HC Deb 17 October 1995 vol 264 cc132-3
6. Mr. Milburn

To ask the Secretary of State for Education and Employment if he will make a statement on the future of the Teachers' Pensions Agency. [35995]

Mr. Robin Squire

We invited expressions of interest in June for a contract to administer the teachers' superannuation scheme. We are now considering whether to invite certain companies to tender for a contract. We expect to inform the House of our conclusions shortly.

Mr. Milburn

Does the Minister accept that if privatisation of the agency's functions goes ahead, it will not only threaten one of Darlington's key employers but will undermine the impartial pensions service currently received by more than 1 million teachers in this country? Will he explain to the House why, despite meeting all the targets set for them by Ministers, hard-working staff at the agency were denied the right to bid against private competitors to run the service? What assurances can he now give both the staff at the agency and those directly employed by his Department in Darlington about their future job prospects?

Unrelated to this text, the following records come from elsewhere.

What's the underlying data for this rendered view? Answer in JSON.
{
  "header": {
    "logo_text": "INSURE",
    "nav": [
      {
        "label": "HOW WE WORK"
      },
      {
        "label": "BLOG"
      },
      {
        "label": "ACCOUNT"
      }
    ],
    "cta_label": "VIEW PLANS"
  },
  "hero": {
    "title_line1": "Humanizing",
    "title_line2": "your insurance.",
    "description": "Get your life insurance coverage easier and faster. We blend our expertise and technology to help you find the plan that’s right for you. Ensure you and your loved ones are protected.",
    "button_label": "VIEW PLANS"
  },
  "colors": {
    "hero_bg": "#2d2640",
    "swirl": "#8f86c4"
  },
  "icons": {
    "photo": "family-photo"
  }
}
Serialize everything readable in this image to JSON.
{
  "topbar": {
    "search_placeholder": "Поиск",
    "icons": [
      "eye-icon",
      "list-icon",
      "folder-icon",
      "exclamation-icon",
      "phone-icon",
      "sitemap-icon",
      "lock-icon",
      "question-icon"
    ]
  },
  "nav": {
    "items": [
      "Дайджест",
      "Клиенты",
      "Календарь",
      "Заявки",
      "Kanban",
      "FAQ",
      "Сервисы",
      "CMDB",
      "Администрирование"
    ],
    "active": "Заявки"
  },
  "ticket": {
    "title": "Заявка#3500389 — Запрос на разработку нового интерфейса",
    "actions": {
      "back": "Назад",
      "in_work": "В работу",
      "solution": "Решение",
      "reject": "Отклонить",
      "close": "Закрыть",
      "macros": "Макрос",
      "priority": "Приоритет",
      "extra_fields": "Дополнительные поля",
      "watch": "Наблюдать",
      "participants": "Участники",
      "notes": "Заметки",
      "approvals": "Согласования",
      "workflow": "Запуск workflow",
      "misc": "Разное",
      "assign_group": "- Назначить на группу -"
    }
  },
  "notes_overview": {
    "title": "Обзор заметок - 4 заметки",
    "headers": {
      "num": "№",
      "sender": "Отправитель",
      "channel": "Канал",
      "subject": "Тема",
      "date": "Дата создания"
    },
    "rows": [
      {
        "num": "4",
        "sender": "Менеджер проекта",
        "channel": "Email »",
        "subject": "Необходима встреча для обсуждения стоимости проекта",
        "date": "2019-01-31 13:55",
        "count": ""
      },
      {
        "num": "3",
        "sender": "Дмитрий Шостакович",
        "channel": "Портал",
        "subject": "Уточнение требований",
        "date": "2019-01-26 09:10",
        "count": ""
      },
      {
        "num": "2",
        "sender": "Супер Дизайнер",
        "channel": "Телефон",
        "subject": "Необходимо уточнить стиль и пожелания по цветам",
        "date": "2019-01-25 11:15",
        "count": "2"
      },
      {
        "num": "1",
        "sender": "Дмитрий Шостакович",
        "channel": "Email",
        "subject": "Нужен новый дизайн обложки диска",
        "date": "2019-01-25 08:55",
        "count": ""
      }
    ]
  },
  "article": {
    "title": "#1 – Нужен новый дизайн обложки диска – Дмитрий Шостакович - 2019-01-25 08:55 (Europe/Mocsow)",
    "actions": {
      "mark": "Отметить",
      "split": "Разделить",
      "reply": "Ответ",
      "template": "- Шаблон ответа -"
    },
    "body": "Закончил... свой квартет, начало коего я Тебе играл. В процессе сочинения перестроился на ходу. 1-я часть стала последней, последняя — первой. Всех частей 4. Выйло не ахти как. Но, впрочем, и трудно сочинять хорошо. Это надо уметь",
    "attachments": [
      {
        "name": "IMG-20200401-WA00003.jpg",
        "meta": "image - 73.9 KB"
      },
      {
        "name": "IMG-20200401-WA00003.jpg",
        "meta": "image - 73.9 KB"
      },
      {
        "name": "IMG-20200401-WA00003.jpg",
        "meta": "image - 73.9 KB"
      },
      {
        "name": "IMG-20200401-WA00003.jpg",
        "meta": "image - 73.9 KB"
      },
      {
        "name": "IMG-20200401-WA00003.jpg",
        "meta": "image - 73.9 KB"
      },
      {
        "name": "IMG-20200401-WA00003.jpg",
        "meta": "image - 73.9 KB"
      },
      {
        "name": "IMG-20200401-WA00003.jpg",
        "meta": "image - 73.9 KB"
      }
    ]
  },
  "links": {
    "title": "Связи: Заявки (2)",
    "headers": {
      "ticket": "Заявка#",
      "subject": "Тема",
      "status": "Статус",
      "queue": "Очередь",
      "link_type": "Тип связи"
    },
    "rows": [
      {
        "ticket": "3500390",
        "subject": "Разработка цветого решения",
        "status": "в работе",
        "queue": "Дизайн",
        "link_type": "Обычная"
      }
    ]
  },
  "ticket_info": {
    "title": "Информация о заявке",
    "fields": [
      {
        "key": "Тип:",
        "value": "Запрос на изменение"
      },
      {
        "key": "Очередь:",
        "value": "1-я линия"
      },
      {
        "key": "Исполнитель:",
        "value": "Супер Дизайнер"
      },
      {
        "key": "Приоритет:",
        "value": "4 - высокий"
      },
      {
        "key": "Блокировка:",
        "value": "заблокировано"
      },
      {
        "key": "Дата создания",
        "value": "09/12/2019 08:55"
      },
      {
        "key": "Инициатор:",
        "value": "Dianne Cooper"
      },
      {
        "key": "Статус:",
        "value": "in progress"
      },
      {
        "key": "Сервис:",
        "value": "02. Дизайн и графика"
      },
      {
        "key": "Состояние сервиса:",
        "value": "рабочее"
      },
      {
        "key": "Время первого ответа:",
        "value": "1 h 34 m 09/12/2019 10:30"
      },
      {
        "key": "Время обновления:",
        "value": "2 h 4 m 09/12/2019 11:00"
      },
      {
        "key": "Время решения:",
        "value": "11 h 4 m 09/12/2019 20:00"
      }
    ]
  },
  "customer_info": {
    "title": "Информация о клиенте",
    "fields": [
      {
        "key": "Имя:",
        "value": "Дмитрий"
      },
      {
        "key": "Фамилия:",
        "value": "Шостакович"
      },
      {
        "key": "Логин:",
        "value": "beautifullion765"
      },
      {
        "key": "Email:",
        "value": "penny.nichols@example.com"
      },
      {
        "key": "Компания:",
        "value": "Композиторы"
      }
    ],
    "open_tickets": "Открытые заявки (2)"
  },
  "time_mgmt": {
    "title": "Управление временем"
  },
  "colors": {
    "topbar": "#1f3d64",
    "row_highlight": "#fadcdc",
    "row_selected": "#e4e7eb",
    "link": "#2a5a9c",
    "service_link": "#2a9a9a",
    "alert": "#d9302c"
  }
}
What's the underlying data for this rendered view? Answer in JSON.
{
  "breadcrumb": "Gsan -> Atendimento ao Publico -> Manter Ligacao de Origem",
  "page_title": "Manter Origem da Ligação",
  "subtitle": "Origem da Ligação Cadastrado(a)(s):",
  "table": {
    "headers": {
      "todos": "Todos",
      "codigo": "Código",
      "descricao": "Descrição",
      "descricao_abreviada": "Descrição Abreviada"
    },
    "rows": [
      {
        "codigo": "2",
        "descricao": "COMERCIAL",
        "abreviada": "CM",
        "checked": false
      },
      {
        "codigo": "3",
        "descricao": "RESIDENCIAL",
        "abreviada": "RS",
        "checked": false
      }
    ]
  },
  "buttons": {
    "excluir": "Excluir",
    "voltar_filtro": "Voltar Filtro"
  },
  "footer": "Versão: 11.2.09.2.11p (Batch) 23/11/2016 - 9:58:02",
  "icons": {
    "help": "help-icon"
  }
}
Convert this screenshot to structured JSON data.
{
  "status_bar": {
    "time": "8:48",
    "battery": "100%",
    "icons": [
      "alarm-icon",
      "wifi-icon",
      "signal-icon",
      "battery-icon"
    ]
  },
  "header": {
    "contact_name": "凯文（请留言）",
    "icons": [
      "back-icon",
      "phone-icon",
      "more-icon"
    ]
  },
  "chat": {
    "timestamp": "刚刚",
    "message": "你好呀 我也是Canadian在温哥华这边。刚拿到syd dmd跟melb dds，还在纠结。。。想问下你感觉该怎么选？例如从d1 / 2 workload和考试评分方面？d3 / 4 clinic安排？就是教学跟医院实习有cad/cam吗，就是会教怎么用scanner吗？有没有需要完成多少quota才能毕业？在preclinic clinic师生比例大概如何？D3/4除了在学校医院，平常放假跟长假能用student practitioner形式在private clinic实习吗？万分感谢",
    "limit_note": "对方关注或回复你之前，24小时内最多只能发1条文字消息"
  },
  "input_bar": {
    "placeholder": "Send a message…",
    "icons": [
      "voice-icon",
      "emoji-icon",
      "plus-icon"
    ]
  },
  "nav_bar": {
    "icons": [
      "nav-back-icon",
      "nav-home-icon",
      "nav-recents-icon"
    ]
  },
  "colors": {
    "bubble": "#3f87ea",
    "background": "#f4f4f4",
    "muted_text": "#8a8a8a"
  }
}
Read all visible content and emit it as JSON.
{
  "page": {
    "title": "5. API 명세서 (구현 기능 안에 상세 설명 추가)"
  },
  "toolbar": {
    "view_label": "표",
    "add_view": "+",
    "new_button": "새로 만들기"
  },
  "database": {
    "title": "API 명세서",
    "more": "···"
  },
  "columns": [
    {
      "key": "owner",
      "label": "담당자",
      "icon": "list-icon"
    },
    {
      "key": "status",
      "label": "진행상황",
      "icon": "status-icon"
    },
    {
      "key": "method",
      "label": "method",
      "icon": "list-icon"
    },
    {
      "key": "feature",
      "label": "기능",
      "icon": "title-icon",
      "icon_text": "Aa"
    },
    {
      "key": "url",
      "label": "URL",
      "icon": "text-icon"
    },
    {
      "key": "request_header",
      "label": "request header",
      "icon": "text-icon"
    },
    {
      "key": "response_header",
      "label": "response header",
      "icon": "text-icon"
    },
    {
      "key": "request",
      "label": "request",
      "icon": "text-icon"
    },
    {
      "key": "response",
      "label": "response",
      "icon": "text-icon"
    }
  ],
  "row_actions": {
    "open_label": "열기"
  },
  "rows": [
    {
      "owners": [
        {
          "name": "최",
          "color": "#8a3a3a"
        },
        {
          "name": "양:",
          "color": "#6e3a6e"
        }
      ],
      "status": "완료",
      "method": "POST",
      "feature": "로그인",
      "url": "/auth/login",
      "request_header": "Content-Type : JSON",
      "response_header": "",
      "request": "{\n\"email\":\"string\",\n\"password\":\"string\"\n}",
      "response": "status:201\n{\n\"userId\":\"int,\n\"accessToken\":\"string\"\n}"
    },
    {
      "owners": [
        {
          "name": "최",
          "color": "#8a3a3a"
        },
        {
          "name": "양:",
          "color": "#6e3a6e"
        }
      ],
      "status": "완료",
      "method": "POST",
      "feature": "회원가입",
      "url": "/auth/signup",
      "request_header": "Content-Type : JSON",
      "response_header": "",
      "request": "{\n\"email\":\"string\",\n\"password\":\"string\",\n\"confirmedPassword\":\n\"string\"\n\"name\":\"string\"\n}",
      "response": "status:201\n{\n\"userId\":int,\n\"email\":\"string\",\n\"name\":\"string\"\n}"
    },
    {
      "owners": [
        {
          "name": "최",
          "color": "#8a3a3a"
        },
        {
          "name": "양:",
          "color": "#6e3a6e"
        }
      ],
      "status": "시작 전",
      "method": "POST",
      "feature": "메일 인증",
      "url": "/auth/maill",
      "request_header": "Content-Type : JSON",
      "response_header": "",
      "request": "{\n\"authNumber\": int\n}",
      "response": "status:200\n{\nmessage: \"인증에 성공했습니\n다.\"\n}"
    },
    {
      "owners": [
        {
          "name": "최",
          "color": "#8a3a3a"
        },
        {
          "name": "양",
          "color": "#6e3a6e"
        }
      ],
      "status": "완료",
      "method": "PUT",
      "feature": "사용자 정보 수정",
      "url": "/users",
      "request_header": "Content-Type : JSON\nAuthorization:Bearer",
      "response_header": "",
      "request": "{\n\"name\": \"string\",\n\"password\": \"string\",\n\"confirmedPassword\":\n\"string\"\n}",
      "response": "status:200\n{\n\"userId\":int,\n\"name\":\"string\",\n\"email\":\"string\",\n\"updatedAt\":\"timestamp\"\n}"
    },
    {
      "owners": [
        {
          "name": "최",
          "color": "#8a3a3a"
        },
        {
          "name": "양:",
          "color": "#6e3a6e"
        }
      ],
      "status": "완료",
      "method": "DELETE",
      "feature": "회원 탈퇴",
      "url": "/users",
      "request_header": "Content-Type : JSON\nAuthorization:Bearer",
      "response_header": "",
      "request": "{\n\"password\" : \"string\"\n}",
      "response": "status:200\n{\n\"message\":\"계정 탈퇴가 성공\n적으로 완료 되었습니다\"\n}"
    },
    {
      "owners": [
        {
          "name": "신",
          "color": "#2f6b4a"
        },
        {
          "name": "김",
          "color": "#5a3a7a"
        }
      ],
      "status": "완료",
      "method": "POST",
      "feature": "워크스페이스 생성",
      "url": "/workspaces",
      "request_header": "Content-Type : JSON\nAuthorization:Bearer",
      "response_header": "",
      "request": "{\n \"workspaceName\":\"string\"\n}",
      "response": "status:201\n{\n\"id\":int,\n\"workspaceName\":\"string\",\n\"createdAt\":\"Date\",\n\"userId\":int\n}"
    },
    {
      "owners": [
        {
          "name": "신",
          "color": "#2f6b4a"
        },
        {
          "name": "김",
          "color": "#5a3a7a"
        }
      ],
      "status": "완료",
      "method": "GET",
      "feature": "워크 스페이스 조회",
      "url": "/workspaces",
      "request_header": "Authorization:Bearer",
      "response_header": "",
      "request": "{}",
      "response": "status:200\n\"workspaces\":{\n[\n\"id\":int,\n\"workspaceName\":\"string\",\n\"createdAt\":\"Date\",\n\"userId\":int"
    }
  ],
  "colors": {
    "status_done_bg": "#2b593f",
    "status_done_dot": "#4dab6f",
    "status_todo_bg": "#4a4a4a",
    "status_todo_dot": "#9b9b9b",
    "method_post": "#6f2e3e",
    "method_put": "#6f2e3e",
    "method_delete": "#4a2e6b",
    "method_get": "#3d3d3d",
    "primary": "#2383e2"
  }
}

Mr. Squire

As the hon. Gentleman knows, considerable discussions have been held, including those that I had with staff, and I fully understand that uncertainty is alarming some members of staff. In fairness, as I hope the hon. Gentleman recognises, whether or not we finally decide that the scheme could be contractorised, there will still be—even in the public sector if it remains in the public sector—a need to find further efficiency savings.

I see no reason why the management of the scheme—of course, there is no fund as such—should in any way jeopardise pensions or in any way lead to a lower standard of service. Indeed, one of the requirements that we would make if we proceeded would be that service should be at least as good as, if not better than, at present.

Mr. Devlin

I applaud the Minister for seeking savings on behalf of the taxpayer, but I remind him that the superannuation scheme is highly complex. It would be prudent if we were at least to allow the work force an opportunity to meet targets and to provide the service in competition with the private sector.

Mr. Squire

My hon. Friend's concerns—no doubt some of his constituents work at the agency—are well noted. As I made clear in my main answer, although at this stage I cannot announce whether we shall move out to the private sector, it should be stressed for the benefit of the House and for those who are expressing concern that the Darlington office has considerable attractions. We are advised that existing staff would transfer to any future contractor under legislation, and there would self-evidently be an advantage of continuity if another private sector body were brought in to administer the scheme from the same site.